High temperatures health risk advisory warns mHealth service
MOBILE, Alabama (WKRG) – The Mobile County Department of Health (MCHD) is warning the public of health risks from high temperatures as coastal counties in Florida, Alabama and southern East Mississippi are subject to a 10:00 am to 7:00 pm heat advisory, August 23.
Although temperatures will reach the mid-90s with humidity, the heat index will approach around 112 degrees.
Heat cramps, sunburns, heat exhaustion and heatstroke are all possibilities when working in this type of heat, the MCHD warned in a press release.
Those most at risk for these health risks are infants and young children, people 65 years of age and older, those with mental illness, and those who are physically ill, especially heart disease or illness. ‘hypertension.
The MCHD said in the statement that hundreds of people are dying from heat-related deaths in the United States, making it the number one weather-related killer.
MCHD has posted some tips on how to prevent heat-related disorders during this time:
- Drink more fluids regardless of your activity level. Do not wait until you are thirsty to drink.
- Warning: If your doctor usually limits the amount of fluids you drink or gives you water pills, ask how much to drink in hot weather.

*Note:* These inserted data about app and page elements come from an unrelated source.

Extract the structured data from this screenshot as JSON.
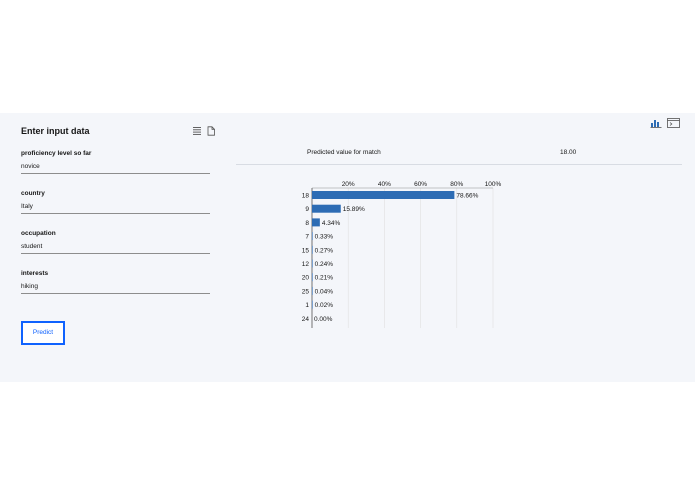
{
  "left": {
    "title": "Enter input data",
    "icons": {
      "list": "list-view-icon",
      "file": "document-icon"
    }
  },
  "form": {
    "fields": [
      {
        "label": "proficiency level so far",
        "value": "novice"
      },
      {
        "label": "country",
        "value": "Italy"
      },
      {
        "label": "occupation",
        "value": "student"
      },
      {
        "label": "interests",
        "value": "hiking"
      }
    ]
  },
  "predict_button": {
    "label": "Predict"
  },
  "top_right_icons": [
    "bar-chart-icon",
    "terminal-icon"
  ],
  "prediction": {
    "label": "Predicted value for match",
    "value": "18.00"
  },
  "chart_data": {
    "type": "bar",
    "orientation": "horizontal",
    "categories": [
      "18",
      "9",
      "8",
      "7",
      "15",
      "12",
      "20",
      "25",
      "1",
      "24"
    ],
    "values": [
      78.66,
      15.89,
      4.34,
      0.33,
      0.27,
      0.24,
      0.21,
      0.04,
      0.02,
      0.0
    ],
    "value_labels": [
      "78.66%",
      "15.89%",
      "4.34%",
      "0.33%",
      "0.27%",
      "0.24%",
      "0.21%",
      "0.04%",
      "0.02%",
      "0.00%"
    ],
    "x_ticks": [
      "20%",
      "40%",
      "60%",
      "80%",
      "100%"
    ],
    "xlim": [
      0,
      100
    ],
    "grid": true,
    "bar_color": "#2d6cb4"
  },
  "colors": {
    "panel_bg": "#f4f6fa",
    "accent": "#0f62fe"
  }
}
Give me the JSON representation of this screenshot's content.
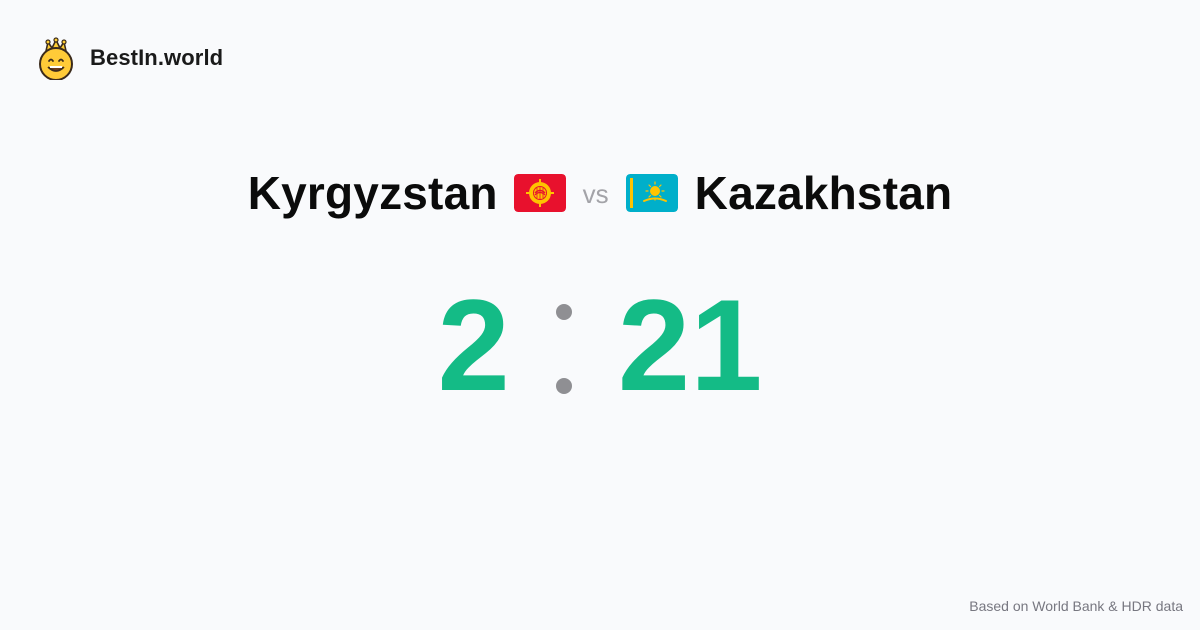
{
  "brand": {
    "name": "BestIn.world",
    "icon": "crowned-smiley-icon"
  },
  "matchup": {
    "left_country": "Kyrgyzstan",
    "left_flag": "kyrgyzstan-flag-icon",
    "vs_label": "vs",
    "right_country": "Kazakhstan",
    "right_flag": "kazakhstan-flag-icon"
  },
  "score": {
    "left": "2",
    "right": "21"
  },
  "footer": {
    "source_text": "Based on World Bank & HDR data"
  },
  "colors": {
    "background": "#f9fafc",
    "score": "#14bb86",
    "separator": "#8f8f93",
    "vs": "#a3a3a8",
    "kyrgyzstan_red": "#e8112d",
    "kazakhstan_blue": "#00afca",
    "gold": "#fec400"
  }
}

- Do not drink liquids that contain caffeine, alcohol, or large amounts of sugar. They make you lose more body fluid. Also, avoid very cold drinks as they can cause stomach cramps.

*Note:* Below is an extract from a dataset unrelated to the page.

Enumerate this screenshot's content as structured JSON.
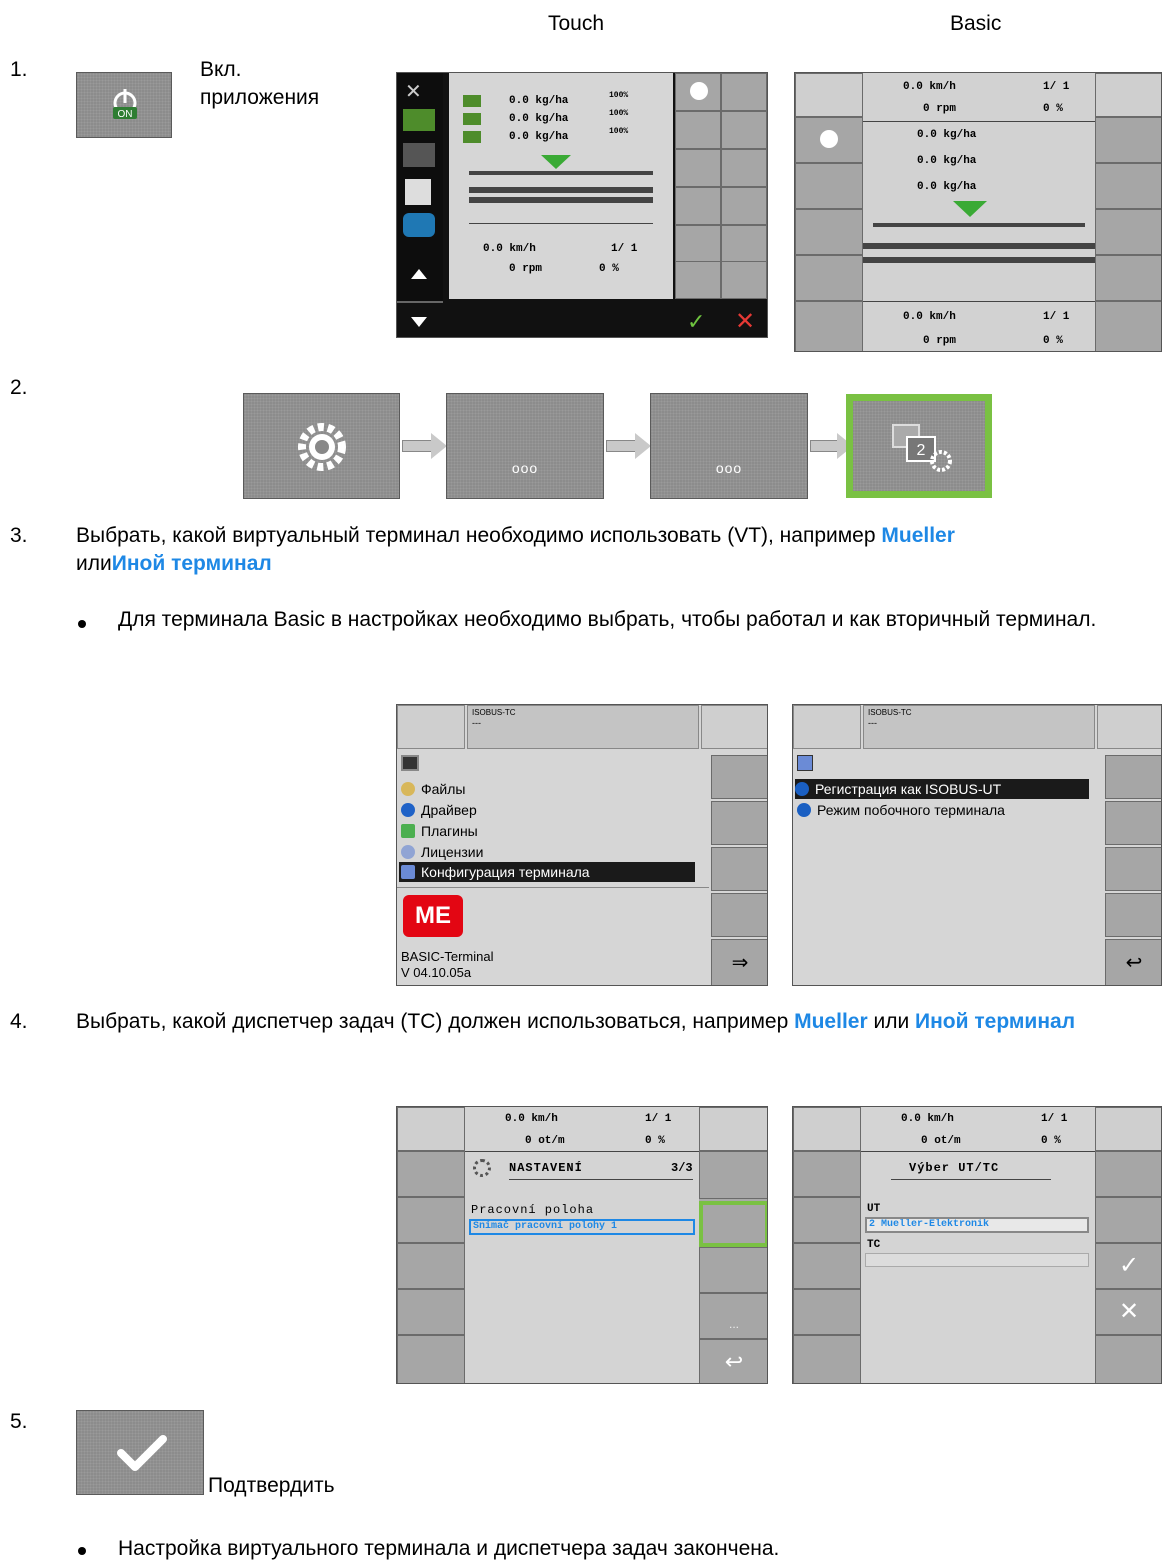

- Stay indoors and, if possible, in an air-conditioned place. If your home doesn’t have air conditioning, go to a mall or public library. Even a few hours spent in the air conditioning can help your body stay cooler when you return to the heat.
- Electric fans can provide comfort; but when the temperature reaches 90 degrees, the fans will not prevent heat-related illnesses. Take a cool shower or bath. Moving to an air-conditioned place is a much better way to cool off.
- Wear light, light-colored, loose-fitting clothing.
- Never leave children (or anyone else) or pets in a closed and parked vehicle.
- Visit at-risk adults at least twice a day and watch them closely for any signs of heat exhaustion or heat stroke. Infants and young children need more frequent monitoring.
MCHD recommends that if you must be outside in the heat to limit how long you are in the heat, reduce the time you spend exercising outside, rest in shaded areas, and wear sunscreen and wide-brimmed hats.